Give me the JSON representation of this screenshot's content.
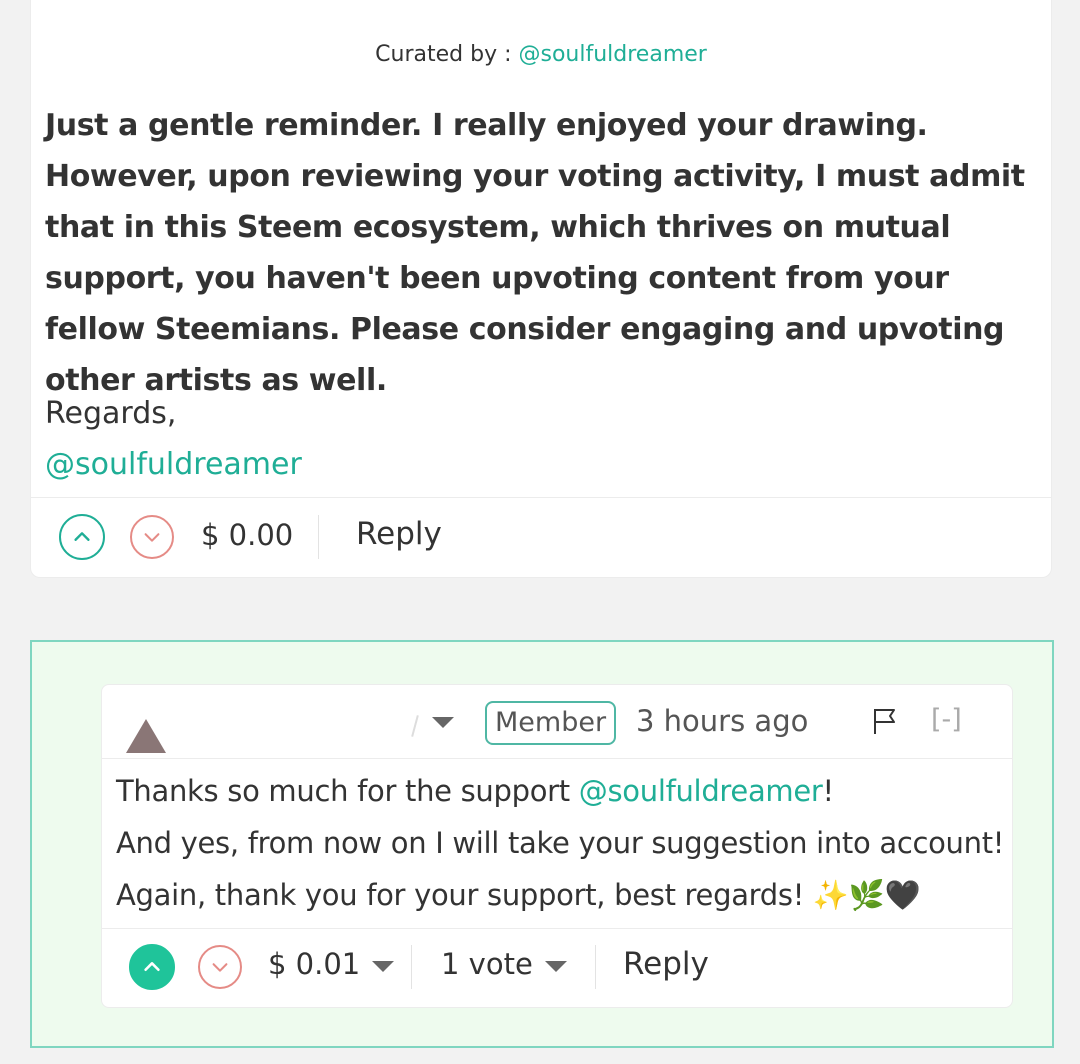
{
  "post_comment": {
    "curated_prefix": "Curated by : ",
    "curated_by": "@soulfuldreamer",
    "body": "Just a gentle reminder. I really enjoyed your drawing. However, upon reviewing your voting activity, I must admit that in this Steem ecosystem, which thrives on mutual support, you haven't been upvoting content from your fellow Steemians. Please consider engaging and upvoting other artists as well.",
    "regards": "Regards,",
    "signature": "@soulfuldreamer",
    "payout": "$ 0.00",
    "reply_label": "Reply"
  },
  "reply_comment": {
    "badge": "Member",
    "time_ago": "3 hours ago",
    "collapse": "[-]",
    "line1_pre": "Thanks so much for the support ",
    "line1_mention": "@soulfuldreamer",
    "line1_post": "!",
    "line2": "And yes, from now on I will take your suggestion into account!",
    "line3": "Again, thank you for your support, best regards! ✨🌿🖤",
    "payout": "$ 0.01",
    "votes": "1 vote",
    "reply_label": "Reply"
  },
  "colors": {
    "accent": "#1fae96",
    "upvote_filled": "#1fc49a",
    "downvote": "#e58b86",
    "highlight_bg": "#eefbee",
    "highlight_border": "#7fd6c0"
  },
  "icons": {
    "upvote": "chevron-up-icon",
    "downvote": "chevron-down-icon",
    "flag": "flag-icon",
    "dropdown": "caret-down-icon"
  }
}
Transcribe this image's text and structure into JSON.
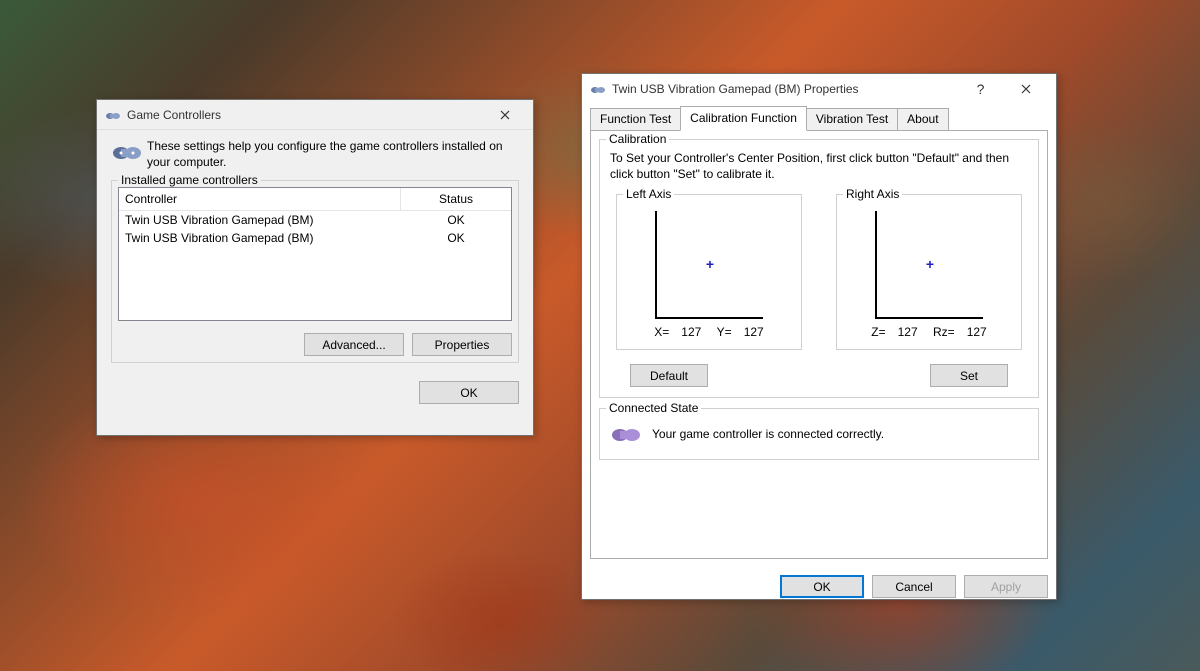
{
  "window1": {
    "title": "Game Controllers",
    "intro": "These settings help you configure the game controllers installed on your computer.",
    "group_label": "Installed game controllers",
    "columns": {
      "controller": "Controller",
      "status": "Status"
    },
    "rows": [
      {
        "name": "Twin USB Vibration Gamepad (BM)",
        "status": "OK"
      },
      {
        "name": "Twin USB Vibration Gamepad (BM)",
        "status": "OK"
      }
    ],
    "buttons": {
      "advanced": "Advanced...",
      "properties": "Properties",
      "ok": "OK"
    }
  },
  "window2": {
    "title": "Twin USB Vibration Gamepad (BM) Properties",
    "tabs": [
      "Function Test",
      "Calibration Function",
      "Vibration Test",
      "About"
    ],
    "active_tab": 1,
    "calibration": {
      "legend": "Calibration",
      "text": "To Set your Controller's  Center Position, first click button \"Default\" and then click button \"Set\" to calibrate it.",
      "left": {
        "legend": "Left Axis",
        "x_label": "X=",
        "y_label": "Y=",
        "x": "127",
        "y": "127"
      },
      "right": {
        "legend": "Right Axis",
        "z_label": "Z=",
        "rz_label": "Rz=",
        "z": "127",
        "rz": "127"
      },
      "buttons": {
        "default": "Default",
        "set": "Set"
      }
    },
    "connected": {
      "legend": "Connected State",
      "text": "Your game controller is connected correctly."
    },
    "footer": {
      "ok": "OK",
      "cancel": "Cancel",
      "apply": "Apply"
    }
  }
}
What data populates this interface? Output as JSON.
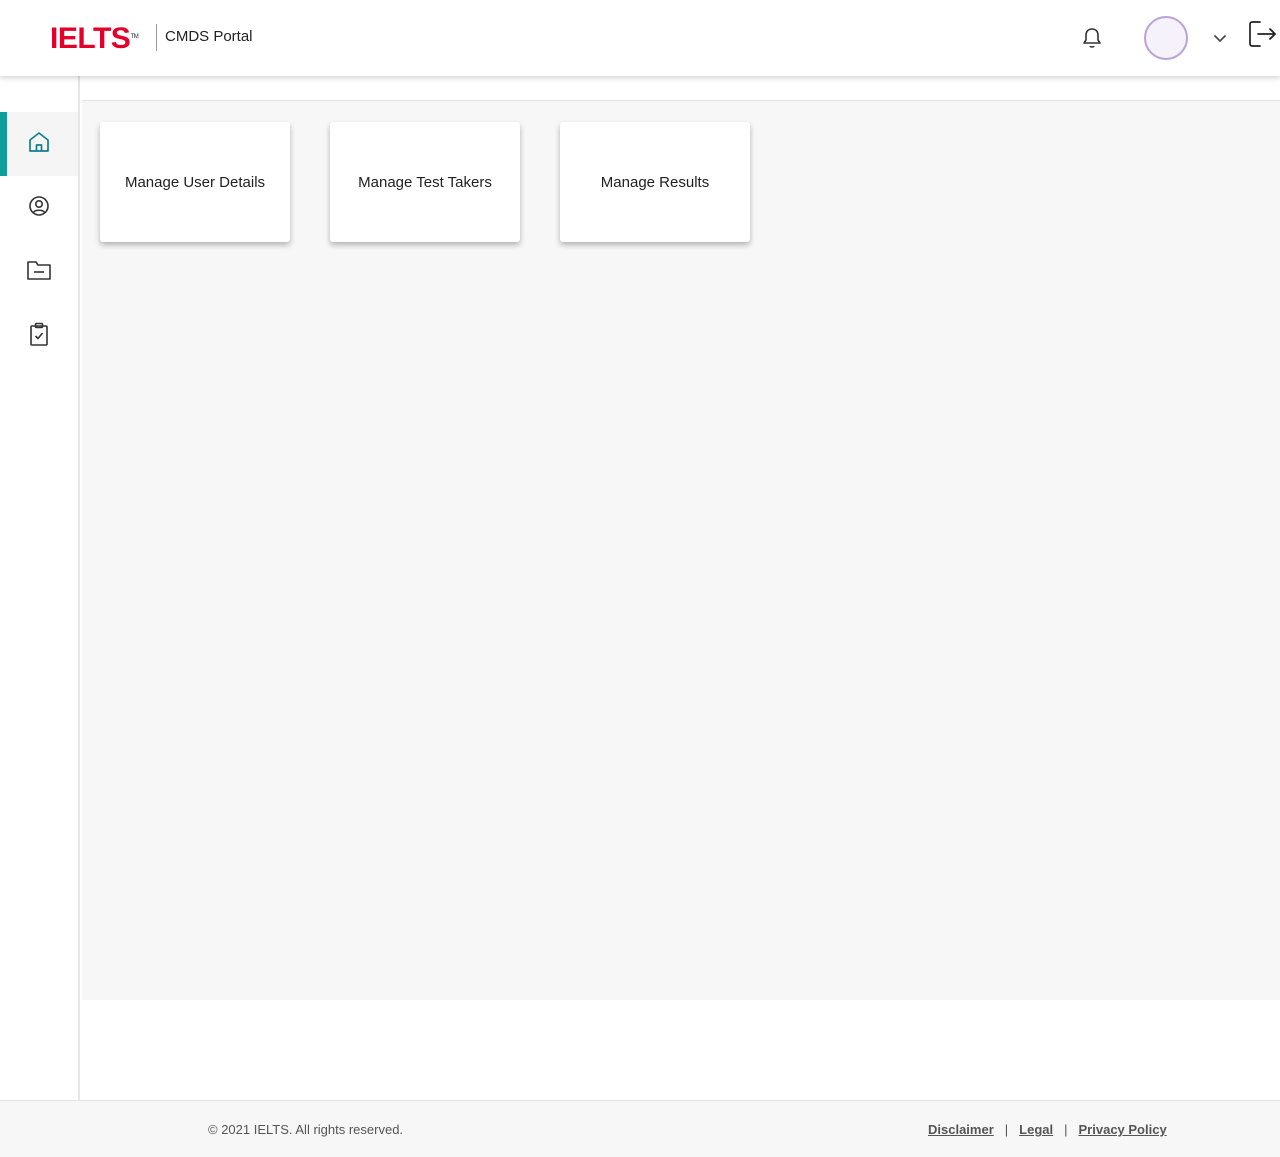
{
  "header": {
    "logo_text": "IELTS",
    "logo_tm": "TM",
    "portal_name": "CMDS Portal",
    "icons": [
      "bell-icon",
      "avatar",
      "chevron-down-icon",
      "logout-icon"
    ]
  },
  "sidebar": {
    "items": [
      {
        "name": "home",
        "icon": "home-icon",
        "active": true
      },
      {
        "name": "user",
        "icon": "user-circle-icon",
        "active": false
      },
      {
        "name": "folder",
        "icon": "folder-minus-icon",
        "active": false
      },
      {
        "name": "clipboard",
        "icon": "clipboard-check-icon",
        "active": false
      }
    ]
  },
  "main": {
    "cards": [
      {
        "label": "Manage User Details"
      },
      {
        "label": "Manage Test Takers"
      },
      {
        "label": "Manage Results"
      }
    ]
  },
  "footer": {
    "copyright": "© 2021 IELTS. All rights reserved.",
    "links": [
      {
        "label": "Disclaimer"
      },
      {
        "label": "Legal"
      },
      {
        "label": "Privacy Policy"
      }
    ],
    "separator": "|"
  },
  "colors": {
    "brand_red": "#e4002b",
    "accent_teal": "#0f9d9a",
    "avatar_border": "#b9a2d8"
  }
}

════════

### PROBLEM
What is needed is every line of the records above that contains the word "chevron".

### YOUR SOLUTION
    "upvote": "chevron-up-icon",
    "downvote": "chevron-down-icon",
      "chevron-down-icon",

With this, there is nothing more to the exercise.